152. Message From the President’s Assistant for National Security Affairs (Kissinger) to the President’s Deputy Assistant for National Security Affairs (Haig)1

WTE 013.1. Had four hour meeting with Gromyko to discuss Middle East and bilateral issues. On Middle East Gromyko stuck to familiar Soviet position. I gave no ground, holding out just enough hope to keep them from setting on an irrevocable course before the summit. On bilateral issues I painted glowing picture of prospects making everything conditional on the end of Vietnam however.

2. If my memory is correct present bombing authority extends only to 19 degrees. We can and should extend it to twentieth parallel.

3. I despair of making position here clear to Washington. These people are tough and in a sense in a corner. So far they have made all the concessions; we have made none.2 On Vietnam they have helped us by inviting me and by maintaining summit invitation;3 they are certainly not making Hanoi happy. What more they can do I do not know. But this visit as well as the imminence of the summit should put a ceiling on domestic opposition.4 Moreover friendliness here helps discipline Peking. Has anyone thought through the domestic and international implications if we kick Moscow in the teeth and all our diplomacy goes down the drain?

4. We shall leave right after the Brezhnev meeting tomorrow hopefully by 1500 local time but I cannot be sure.

5. Gromyko apologized today for story about downgrading President’s trip.5 He said it came from Western sources and was totally untrue.

6. I have arranged for Presidential announcement of SALT breakthrough.

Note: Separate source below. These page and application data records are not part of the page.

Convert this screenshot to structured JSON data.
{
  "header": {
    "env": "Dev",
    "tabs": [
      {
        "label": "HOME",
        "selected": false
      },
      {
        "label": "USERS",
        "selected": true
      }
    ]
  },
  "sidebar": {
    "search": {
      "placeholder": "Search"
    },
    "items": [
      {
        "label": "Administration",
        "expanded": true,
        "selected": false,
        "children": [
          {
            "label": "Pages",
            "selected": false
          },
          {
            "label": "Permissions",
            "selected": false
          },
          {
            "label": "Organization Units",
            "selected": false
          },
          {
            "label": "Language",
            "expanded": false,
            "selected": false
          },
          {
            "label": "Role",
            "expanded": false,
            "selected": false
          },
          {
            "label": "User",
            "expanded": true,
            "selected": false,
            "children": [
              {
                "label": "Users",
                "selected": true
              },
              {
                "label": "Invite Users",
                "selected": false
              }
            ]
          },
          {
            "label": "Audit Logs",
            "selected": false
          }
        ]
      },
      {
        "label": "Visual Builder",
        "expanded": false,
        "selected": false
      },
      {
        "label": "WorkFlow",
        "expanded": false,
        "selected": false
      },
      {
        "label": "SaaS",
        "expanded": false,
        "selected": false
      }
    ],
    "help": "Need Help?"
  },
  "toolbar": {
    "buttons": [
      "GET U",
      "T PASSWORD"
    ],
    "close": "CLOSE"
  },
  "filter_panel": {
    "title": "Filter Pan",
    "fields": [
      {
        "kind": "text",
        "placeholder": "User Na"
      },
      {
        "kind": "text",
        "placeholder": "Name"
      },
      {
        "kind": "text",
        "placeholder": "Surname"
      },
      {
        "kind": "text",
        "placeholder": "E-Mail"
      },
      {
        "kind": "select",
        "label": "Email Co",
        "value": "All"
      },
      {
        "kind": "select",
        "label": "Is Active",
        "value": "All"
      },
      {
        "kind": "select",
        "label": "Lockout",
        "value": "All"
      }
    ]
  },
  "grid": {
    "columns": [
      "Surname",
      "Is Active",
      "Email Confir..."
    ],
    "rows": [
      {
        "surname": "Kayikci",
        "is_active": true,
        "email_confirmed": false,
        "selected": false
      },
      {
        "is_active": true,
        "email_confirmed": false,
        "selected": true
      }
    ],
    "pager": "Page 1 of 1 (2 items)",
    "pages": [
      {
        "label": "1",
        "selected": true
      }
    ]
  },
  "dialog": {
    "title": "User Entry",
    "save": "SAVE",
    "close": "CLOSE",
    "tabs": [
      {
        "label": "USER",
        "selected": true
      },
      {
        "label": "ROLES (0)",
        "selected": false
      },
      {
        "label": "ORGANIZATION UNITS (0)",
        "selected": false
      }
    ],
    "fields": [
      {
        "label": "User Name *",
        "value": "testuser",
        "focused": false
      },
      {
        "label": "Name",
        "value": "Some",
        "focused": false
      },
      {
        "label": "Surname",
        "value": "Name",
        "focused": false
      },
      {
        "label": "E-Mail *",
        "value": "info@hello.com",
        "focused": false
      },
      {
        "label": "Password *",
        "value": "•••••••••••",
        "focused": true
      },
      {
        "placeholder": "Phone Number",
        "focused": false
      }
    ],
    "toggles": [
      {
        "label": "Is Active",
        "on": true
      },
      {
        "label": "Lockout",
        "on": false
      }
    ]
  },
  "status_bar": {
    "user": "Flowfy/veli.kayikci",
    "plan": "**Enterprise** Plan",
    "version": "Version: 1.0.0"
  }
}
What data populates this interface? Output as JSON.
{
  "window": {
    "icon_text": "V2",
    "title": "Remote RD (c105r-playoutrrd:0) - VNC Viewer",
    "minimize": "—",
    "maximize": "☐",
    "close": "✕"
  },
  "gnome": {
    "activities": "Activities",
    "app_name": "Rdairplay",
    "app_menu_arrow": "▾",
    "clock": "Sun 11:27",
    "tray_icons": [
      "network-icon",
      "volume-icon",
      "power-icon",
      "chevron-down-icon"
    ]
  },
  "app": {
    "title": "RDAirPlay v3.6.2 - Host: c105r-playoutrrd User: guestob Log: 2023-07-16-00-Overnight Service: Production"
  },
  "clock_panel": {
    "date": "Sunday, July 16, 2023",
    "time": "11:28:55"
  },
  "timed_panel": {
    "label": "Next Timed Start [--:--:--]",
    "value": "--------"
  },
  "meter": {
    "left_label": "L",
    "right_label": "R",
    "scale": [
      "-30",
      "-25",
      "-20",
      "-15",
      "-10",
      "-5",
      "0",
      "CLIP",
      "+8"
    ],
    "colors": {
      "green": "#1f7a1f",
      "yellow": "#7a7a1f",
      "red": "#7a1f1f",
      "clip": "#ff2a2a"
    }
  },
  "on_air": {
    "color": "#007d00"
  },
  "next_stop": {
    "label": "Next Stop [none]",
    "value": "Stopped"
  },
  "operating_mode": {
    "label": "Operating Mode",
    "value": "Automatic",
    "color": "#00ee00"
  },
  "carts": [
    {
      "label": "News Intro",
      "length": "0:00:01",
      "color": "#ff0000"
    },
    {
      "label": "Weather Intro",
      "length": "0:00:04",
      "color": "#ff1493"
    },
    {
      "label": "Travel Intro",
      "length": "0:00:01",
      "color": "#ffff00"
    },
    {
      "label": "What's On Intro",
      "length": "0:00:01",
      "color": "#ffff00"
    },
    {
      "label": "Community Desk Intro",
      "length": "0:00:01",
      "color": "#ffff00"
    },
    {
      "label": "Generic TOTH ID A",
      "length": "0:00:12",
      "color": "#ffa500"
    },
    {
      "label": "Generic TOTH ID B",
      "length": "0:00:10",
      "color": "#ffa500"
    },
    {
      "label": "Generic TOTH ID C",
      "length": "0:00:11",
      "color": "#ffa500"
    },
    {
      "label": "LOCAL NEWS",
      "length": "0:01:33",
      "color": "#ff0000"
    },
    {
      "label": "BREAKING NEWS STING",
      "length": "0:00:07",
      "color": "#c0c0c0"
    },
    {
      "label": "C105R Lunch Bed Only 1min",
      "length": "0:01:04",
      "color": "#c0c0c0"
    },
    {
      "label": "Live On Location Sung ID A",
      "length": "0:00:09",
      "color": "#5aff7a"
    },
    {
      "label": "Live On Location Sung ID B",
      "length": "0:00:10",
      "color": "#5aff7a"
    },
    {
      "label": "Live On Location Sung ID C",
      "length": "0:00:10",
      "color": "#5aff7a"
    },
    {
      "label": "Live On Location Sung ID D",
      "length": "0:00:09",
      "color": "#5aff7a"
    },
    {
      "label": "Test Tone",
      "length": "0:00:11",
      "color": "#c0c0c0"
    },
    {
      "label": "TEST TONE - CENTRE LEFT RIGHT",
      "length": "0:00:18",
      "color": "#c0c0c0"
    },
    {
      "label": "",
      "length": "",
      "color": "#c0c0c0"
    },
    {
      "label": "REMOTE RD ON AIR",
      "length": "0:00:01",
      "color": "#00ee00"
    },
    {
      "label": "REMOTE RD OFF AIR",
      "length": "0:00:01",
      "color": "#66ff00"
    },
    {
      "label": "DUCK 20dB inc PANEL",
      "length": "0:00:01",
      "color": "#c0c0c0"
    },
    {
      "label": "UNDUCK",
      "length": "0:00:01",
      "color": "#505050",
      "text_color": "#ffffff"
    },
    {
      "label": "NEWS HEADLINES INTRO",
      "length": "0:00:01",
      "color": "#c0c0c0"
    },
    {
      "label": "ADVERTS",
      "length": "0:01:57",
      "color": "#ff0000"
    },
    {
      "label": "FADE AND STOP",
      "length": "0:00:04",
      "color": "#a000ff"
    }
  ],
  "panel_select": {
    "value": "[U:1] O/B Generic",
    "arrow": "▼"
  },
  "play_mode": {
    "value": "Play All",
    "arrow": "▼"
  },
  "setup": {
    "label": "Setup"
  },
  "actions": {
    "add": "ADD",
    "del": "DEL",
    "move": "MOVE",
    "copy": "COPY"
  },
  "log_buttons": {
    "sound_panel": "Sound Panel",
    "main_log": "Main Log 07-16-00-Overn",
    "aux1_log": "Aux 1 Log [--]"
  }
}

  1. Source: National Archives, Nixon Presidential Materials, NSC Files, Kissinger Office Files, Box 21, HAK’s Secret Moscow Trip Apr 72, TOHAK/HAKTO File. Top Secret; Sensitive; Eyes Only. Received at 10:12 a.m. and retransmitted to Camp David for the President. Nixon’s handwritten notations on the retransmitted copy are cited below. (Ibid., White House Special Files, President’s Personal Files, Box 74, President’s Speech File, April 1972 Kissinger Trip to Moscow)
  2. The President underlined this sentence.
  3. The President underlined this first part of this sentence and marked it in the margin.
  4. The President underlined “should put a ceiling on domestic opposition.”
  5. For reports that the Soviets would downgrade the trip, see Document 145.